How to handle resistance
“Professionals from all of the organisations involved can get out from behind their desks and let their voices be heard… you hear all concerns and together you make a plan which includes all of the viewpoints. Creating drawings instead of writing invoices allows room to dream and to share your dreams with others. You are used to fighting and negotiating. Now you are successful together without resistance. That’s much more fun. The opposition becomes supporters and maybe even ambassadors. The ‘fun factor’ is especially important. The result? A wide range of good ideas. The challenge now is to get the organisations in line behind the design process participants.” – quote from a living lab participant
Resistance does not have to be negative; it can even be a good sign that someone is making clear that an interest is being overlooked. Flexibility is necessary, as well as good listening skills and asking questions to get to the heart of the matter.
Resistance occurs when someone or a group feels that their interests are not being respected. Give this person the space to express the concern and show respect without judgement. Figure out how this concern can be integrated into the whole. The resistance will usually disappear.

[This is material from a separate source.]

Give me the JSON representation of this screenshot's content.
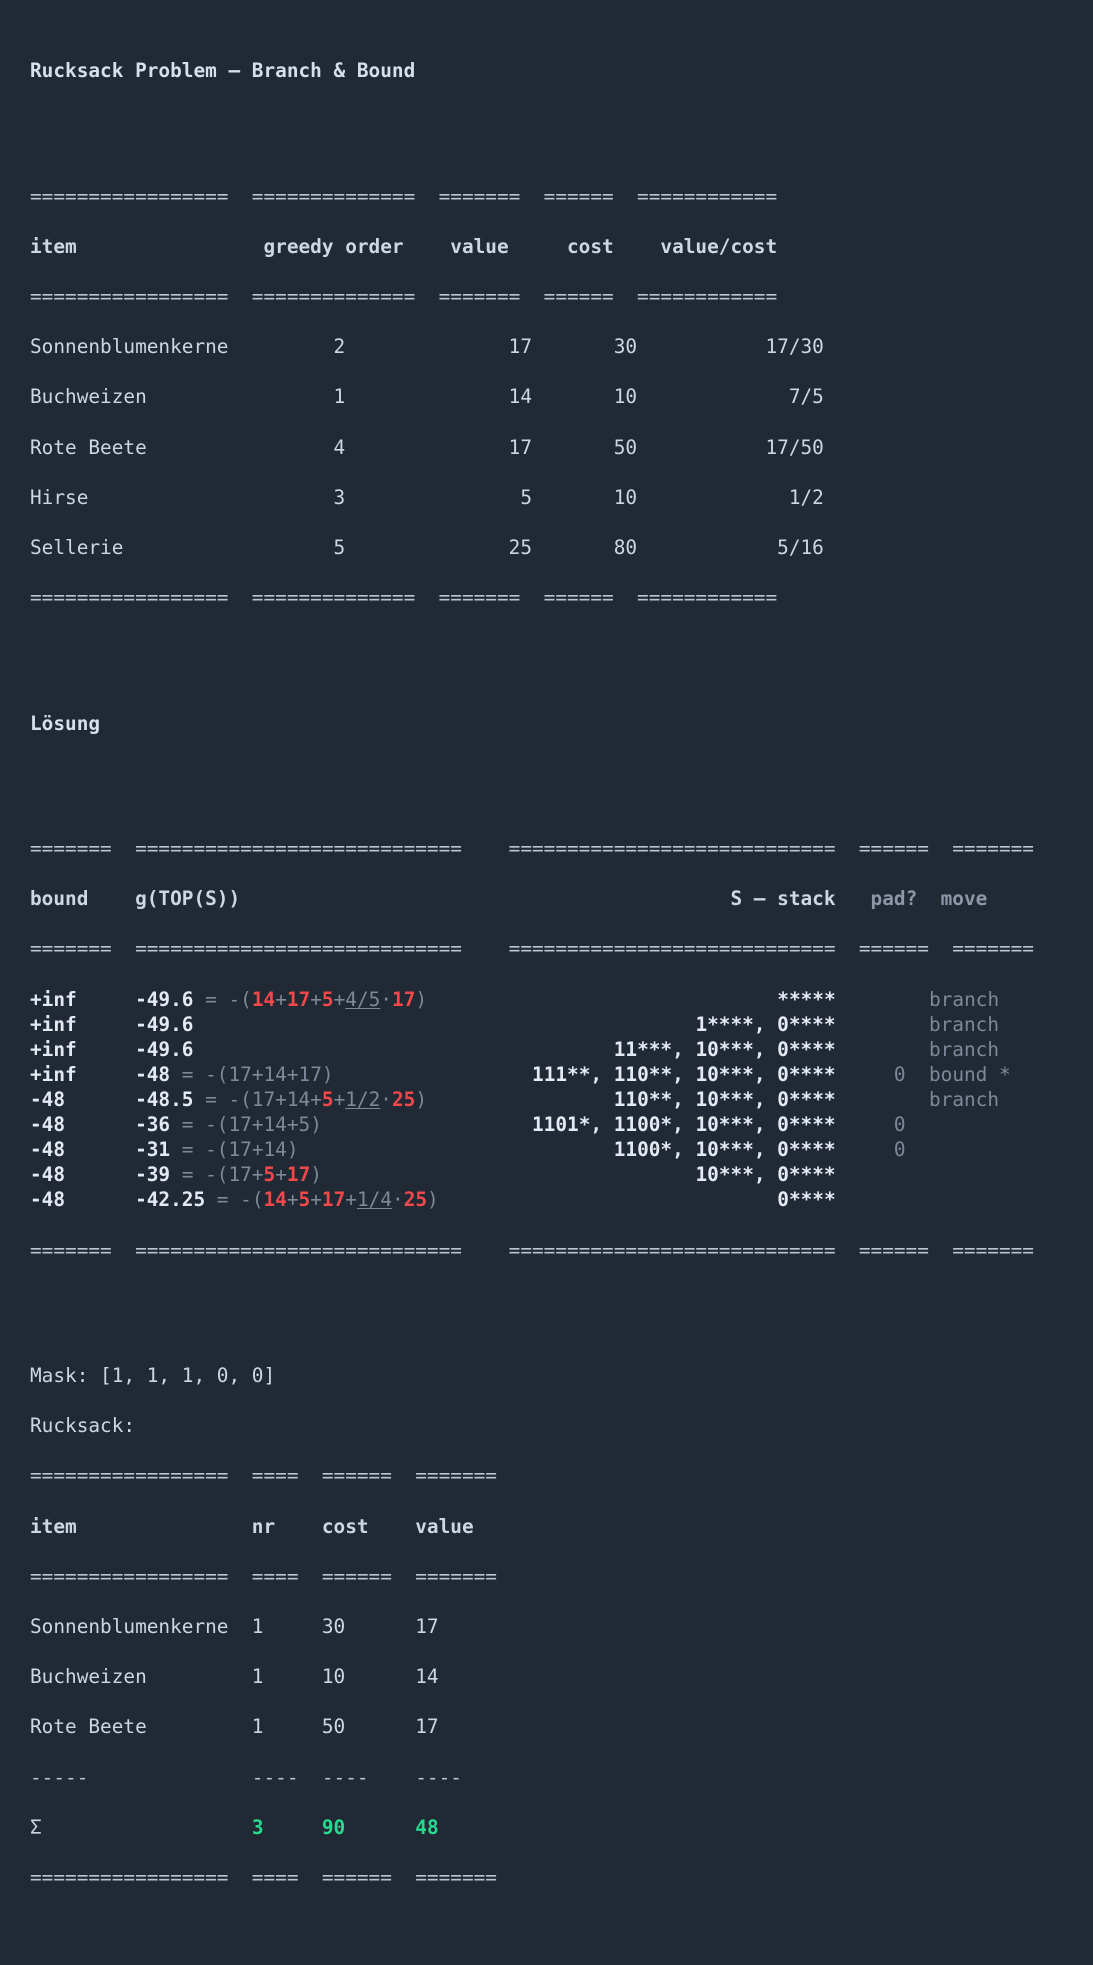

By respecting everyone’s interests, the living lab is the perfect way to overcome resistance and apply it in a productive way. Often people with resistance are very committed people! Obviously this will not work all the time; later in the process conflicts of interest can also arise.
The second design session
The designer gives a visual report of the results from the first session. There is an opportunity to provide additional information from stakeholders, for example as a result of the “homework” and new insights.
In the second design session participants will work in groups, depending on the number of participants. Ideas from the first session can be expanded upon or work can be done on a new focus, depending on the established objectives. The goal is a cohesive and presentable final product.
Embedding and transferring to administrators
At the end of the second session the ideas developed are summarised and presented to the relevant administrators, unless they have participated in the process. These administrators can then indicate what they plan to do with the results.
Agreements are made for the further implementation of the ideas, for example which person or combination of participants will be the leader for certain ideas developed in the living lab. How the results can be anchored in the regular planning process should be discussed, for example in the zoning plan, environmental impact assessment, or master plan.
Conclusion: visual report and action plan
“The living lab has value if everyone can carry on individually with a follow-up activity.” – quote from a living lab participant.
Following the living lab, a written report, enhanced with sketches, is put together by the process leader together with the designer. The report is a summary of all the ideas developed and a presentation about them that can be used by the various stakeholders to convey the results back in their organisations.
The final results of the two sessions demonstrate how the challenge for space, climate and sustainability in conjunction with one another can result in new chances. If the process goes well, the result is clear, adequate and realistic. It creates enthusiasm to continue to develop ideas or even to eventually realise them.
What does a living lab produce?
“The added value of a living lab is the open character. People speak more freely, are more creative, put their own interests aside in favour of the greater concern.” – quote from a living lab participant.
A living lab delivers a shared vision, concrete measures and process agreements for the follow-up, and implementation alliances.
Another important advantage is that project employees from different departments and organisations get to know each other, learn new forms of working together and get to know new subjects that cross over disciplines. That is often the feeding ground for good collaboration in the future and for other projects.